Jonathan K. hits a powerful forehand. (Photo courtesy of Jim Inverso)
Jonathan K. hits a powerful forehand. (Photo courtesy of Jim Inverso)
By Janine Karo
Section Editor

The boys varsity tennis team finished the season strong with two wins, bringing their re¬cord to 7-4 overall, and a second place finish in the MAPL tournament.

“ At MAPLs, it was really cool to see the top three singles—Jonathan Ku [’14], Justin Suh [’14] and I—all get to the finals,” Alex Song ’14 said. Head coach Brian Dubrule also noted Ku’s play at the No. 1 singles position as a “bright spot” this season.

Song, a varsity player for the past two years, attributes his success to the team dynamic.

“We’re a lot closer as a team and as a re¬sult we’ve been able to pull in really nice wins. Even though tennis is all 1v1, team chemistry really improved our performance as individuals,” Song said.

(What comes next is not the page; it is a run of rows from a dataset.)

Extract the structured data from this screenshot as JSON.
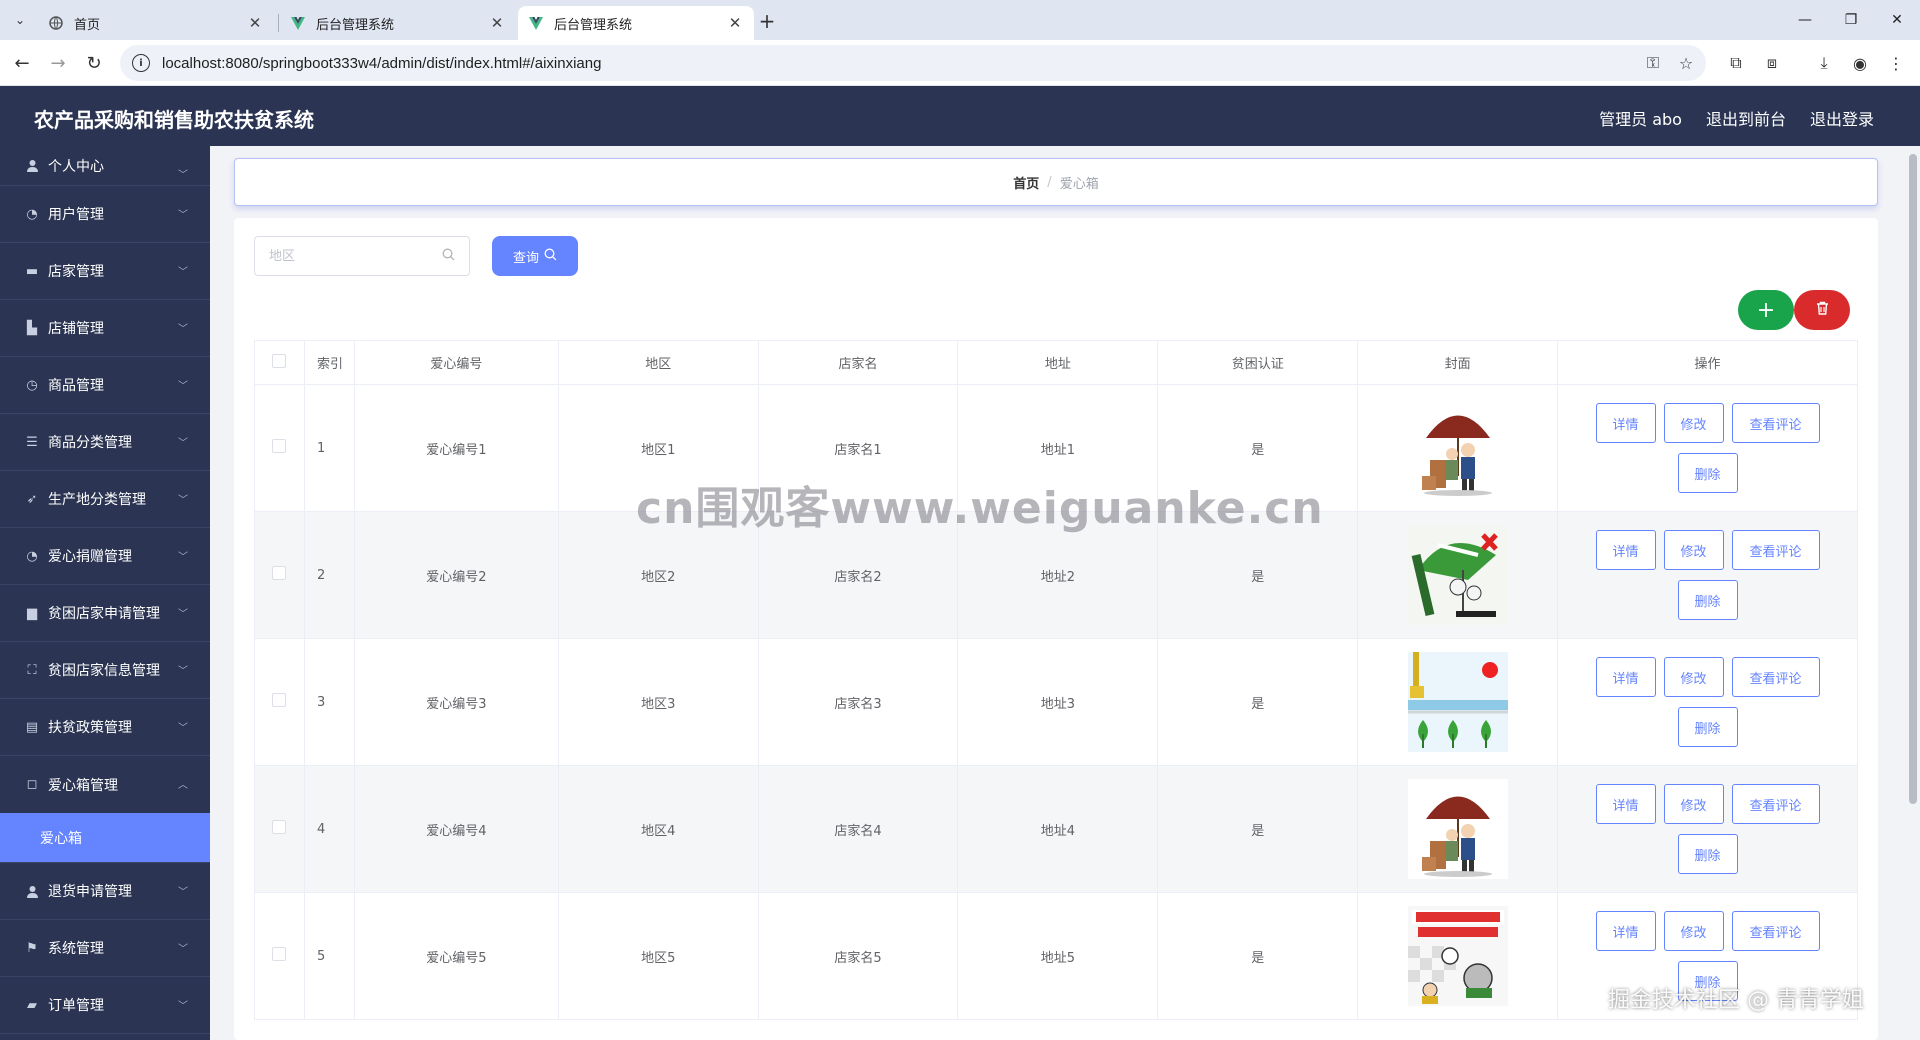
{
  "browser": {
    "tabs": [
      {
        "label": "首页",
        "active": false,
        "favicon": "globe-icon"
      },
      {
        "label": "后台管理系统",
        "active": false,
        "favicon": "vue-icon"
      },
      {
        "label": "后台管理系统",
        "active": true,
        "favicon": "vue-icon"
      }
    ],
    "url": "localhost:8080/springboot333w4/admin/dist/index.html#/aixinxiang"
  },
  "header": {
    "title": "农产品采购和销售助农扶贫系统",
    "user": "管理员 abo",
    "to_front": "退出到前台",
    "logout": "退出登录"
  },
  "sidebar": {
    "items": [
      {
        "label": "个人中心",
        "icon": "user-icon"
      },
      {
        "label": "用户管理",
        "icon": "circle-icon"
      },
      {
        "label": "店家管理",
        "icon": "shop-icon"
      },
      {
        "label": "店铺管理",
        "icon": "store-icon"
      },
      {
        "label": "商品管理",
        "icon": "clock-icon"
      },
      {
        "label": "商品分类管理",
        "icon": "list-icon"
      },
      {
        "label": "生产地分类管理",
        "icon": "location-icon"
      },
      {
        "label": "爱心捐赠管理",
        "icon": "circle-icon"
      },
      {
        "label": "贫困店家申请管理",
        "icon": "bank-icon"
      },
      {
        "label": "贫困店家信息管理",
        "icon": "frame-icon"
      },
      {
        "label": "扶贫政策管理",
        "icon": "document-icon"
      },
      {
        "label": "爱心箱管理",
        "icon": "box-icon"
      },
      {
        "label": "退货申请管理",
        "icon": "user-icon"
      },
      {
        "label": "系统管理",
        "icon": "flag-icon"
      },
      {
        "label": "订单管理",
        "icon": "chat-icon"
      }
    ],
    "active_sub": "爱心箱"
  },
  "breadcrumb": {
    "home": "首页",
    "sep": "/",
    "current": "爱心箱"
  },
  "search": {
    "placeholder": "地区",
    "button": "查询"
  },
  "table": {
    "headers": [
      "索引",
      "爱心编号",
      "地区",
      "店家名",
      "地址",
      "贫困认证",
      "封面",
      "操作"
    ],
    "rows": [
      {
        "index": "1",
        "code": "爱心编号1",
        "region": "地区1",
        "shop": "店家名1",
        "address": "地址1",
        "poverty": "是",
        "cover": "umbrella-cover"
      },
      {
        "index": "2",
        "code": "爱心编号2",
        "region": "地区2",
        "shop": "店家名2",
        "address": "地址2",
        "poverty": "是",
        "cover": "green-umbrella-cover"
      },
      {
        "index": "3",
        "code": "爱心编号3",
        "region": "地区3",
        "shop": "店家名3",
        "address": "地址3",
        "poverty": "是",
        "cover": "seedling-cover"
      },
      {
        "index": "4",
        "code": "爱心编号4",
        "region": "地区4",
        "shop": "店家名4",
        "address": "地址4",
        "poverty": "是",
        "cover": "umbrella-cover"
      },
      {
        "index": "5",
        "code": "爱心编号5",
        "region": "地区5",
        "shop": "店家名5",
        "address": "地址5",
        "poverty": "是",
        "cover": "cartoon-cover"
      }
    ],
    "actions": {
      "detail": "详情",
      "edit": "修改",
      "comments": "查看评论",
      "delete": "删除"
    }
  },
  "watermarks": {
    "center": "cn围观客www.weiguanke.cn",
    "corner": "掘金技术社区 @ 青青学姐"
  },
  "colors": {
    "header_bg": "#2b3553",
    "accent": "#6584ff",
    "add": "#19a34a",
    "delete": "#d92b2b"
  }
}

The team bonds partially result from the amount of time spent in the classroom together.

“Most of them are in the same classes as each other, so the team is pretty close,” Dubrule said. “Removing just one of the guys would change the whole team. Everyone plays a role, whether it [is] winning matches, being a solid practice player or being comic relief on long bus rides.”

The team is composed of 10 upperclass¬men and one freshman, a somewhat striking contrast between grades.

“In tennis we don’t really care what grade you’re in: if you beat kids, you play,” Dubrule said.

JV coach Lindi Davis also believes in qual¬ity over seniority.

“The level of play needed to be selected on varsity is that of a year around player, not an individual looking to play for a season,” Davis said.

While Song initially disliked the selectivity for the varsity team, it ultimately helped him for the better.

“Freshman year I was really disappointed to get cut from varsity, but in the end it worked out. I learned a lot from becoming captain of JV and still got a lot of playing time with var¬sity,” Song said.

The JV tennis team, coached by Davis, is geared towards developing techniques used at the varsity level.

“Junior Varsity is a program geared to im¬prove tennis skills in younger or less experienced players. With the exception of a few players at the top of our ladder, a seasonal player best de¬scribes our majority,” Davis said.

Similar to varsity, the JV team dynamic has been a positive asset to the players’ perfor¬mances.

“I was gradually able to improve with not only the constant encouragement and direction of our coaches, but also the help of the more experienced players—many who had played on JV before. It didn’t matter what your skill level was, everyone on the team is always there for each other,” George Yang ’16 said.

This close relationship amongst the team¬mates is the result of the types of games they play.

“Because we usually play doubles, we are very dependent on each other; you must be very coordinated with your partner or you can almost be guaranteed a loss. This is also one of the ma¬jor reasons why we learned to work out our dif¬ferences and trust each other,” Yang said.